Entries from a dataset of interfaces
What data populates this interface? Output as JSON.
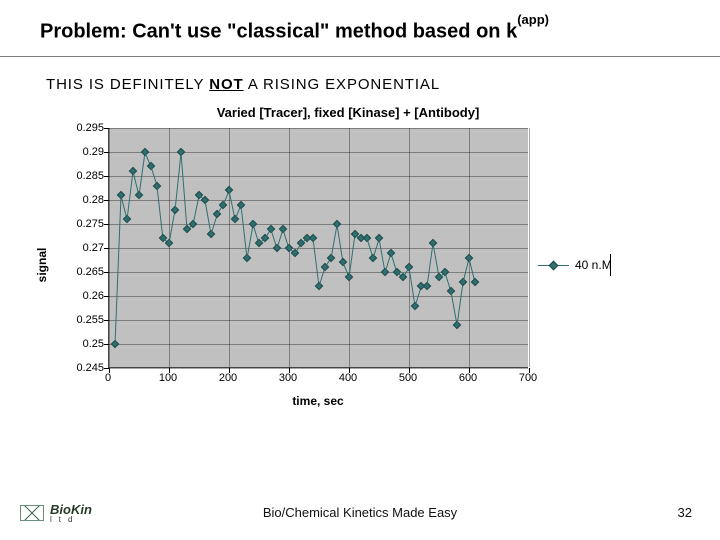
{
  "title_prefix": "Problem: Can't use \"classical\" method based on k",
  "title_sup": "(app)",
  "subtitle_prefix": "THIS IS DEFINITELY ",
  "subtitle_not": "NOT",
  "subtitle_suffix": " A RISING EXPONENTIAL",
  "legend_label": "40 n.M",
  "footer": "Bio/Chemical Kinetics Made Easy",
  "slide_no": "32",
  "logo_text": "BioKin",
  "logo_sub": "l t d",
  "chart_data": {
    "type": "line",
    "title": "Varied [Tracer], fixed [Kinase] + [Antibody]",
    "xlabel": "time, sec",
    "ylabel": "signal",
    "xlim": [
      0,
      700
    ],
    "ylim": [
      0.245,
      0.295
    ],
    "x_ticks": [
      0,
      100,
      200,
      300,
      400,
      500,
      600,
      700
    ],
    "y_ticks": [
      0.245,
      0.25,
      0.255,
      0.26,
      0.265,
      0.27,
      0.275,
      0.28,
      0.285,
      0.29,
      0.295
    ],
    "series": [
      {
        "name": "40 n.M",
        "color": "#2f6f6f",
        "x": [
          10,
          20,
          30,
          40,
          50,
          60,
          70,
          80,
          90,
          100,
          110,
          120,
          130,
          140,
          150,
          160,
          170,
          180,
          190,
          200,
          210,
          220,
          230,
          240,
          250,
          260,
          270,
          280,
          290,
          300,
          310,
          320,
          330,
          340,
          350,
          360,
          370,
          380,
          390,
          400,
          410,
          420,
          430,
          440,
          450,
          460,
          470,
          480,
          490,
          500,
          510,
          520,
          530,
          540,
          550,
          560,
          570,
          580,
          590,
          600,
          610
        ],
        "y": [
          0.25,
          0.281,
          0.276,
          0.286,
          0.281,
          0.29,
          0.287,
          0.283,
          0.272,
          0.271,
          0.278,
          0.29,
          0.274,
          0.275,
          0.281,
          0.28,
          0.273,
          0.277,
          0.279,
          0.282,
          0.276,
          0.279,
          0.268,
          0.275,
          0.271,
          0.272,
          0.274,
          0.27,
          0.274,
          0.27,
          0.269,
          0.271,
          0.272,
          0.272,
          0.262,
          0.266,
          0.268,
          0.275,
          0.267,
          0.264,
          0.273,
          0.272,
          0.272,
          0.268,
          0.272,
          0.265,
          0.269,
          0.265,
          0.264,
          0.266,
          0.258,
          0.262,
          0.262,
          0.271,
          0.264,
          0.265,
          0.261,
          0.254,
          0.263,
          0.268,
          0.263
        ]
      }
    ]
  }
}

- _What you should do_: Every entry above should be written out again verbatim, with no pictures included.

- _Response to this task_:
What data populates this interface? Output as JSON.
{
  "title_prefix": "Problem: Can't use \"classical\" method based on k",
  "title_sup": "(app)",
  "subtitle_prefix": "THIS IS DEFINITELY ",
  "subtitle_not": "NOT",
  "subtitle_suffix": " A RISING EXPONENTIAL",
  "legend_label": "40 n.M",
  "footer": "Bio/Chemical Kinetics Made Easy",
  "slide_no": "32",
  "logo_text": "BioKin",
  "logo_sub": "l t d",
  "chart_data": {
    "type": "line",
    "title": "Varied [Tracer], fixed [Kinase] + [Antibody]",
    "xlabel": "time, sec",
    "ylabel": "signal",
    "xlim": [
      0,
      700
    ],
    "ylim": [
      0.245,
      0.295
    ],
    "x_ticks": [
      0,
      100,
      200,
      300,
      400,
      500,
      600,
      700
    ],
    "y_ticks": [
      0.245,
      0.25,
      0.255,
      0.26,
      0.265,
      0.27,
      0.275,
      0.28,
      0.285,
      0.29,
      0.295
    ],
    "series": [
      {
        "name": "40 n.M",
        "color": "#2f6f6f",
        "x": [
          10,
          20,
          30,
          40,
          50,
          60,
          70,
          80,
          90,
          100,
          110,
          120,
          130,
          140,
          150,
          160,
          170,
          180,
          190,
          200,
          210,
          220,
          230,
          240,
          250,
          260,
          270,
          280,
          290,
          300,
          310,
          320,
          330,
          340,
          350,
          360,
          370,
          380,
          390,
          400,
          410,
          420,
          430,
          440,
          450,
          460,
          470,
          480,
          490,
          500,
          510,
          520,
          530,
          540,
          550,
          560,
          570,
          580,
          590,
          600,
          610
        ],
        "y": [
          0.25,
          0.281,
          0.276,
          0.286,
          0.281,
          0.29,
          0.287,
          0.283,
          0.272,
          0.271,
          0.278,
          0.29,
          0.274,
          0.275,
          0.281,
          0.28,
          0.273,
          0.277,
          0.279,
          0.282,
          0.276,
          0.279,
          0.268,
          0.275,
          0.271,
          0.272,
          0.274,
          0.27,
          0.274,
          0.27,
          0.269,
          0.271,
          0.272,
          0.272,
          0.262,
          0.266,
          0.268,
          0.275,
          0.267,
          0.264,
          0.273,
          0.272,
          0.272,
          0.268,
          0.272,
          0.265,
          0.269,
          0.265,
          0.264,
          0.266,
          0.258,
          0.262,
          0.262,
          0.271,
          0.264,
          0.265,
          0.261,
          0.254,
          0.263,
          0.268,
          0.263
        ]
      }
    ]
  }
}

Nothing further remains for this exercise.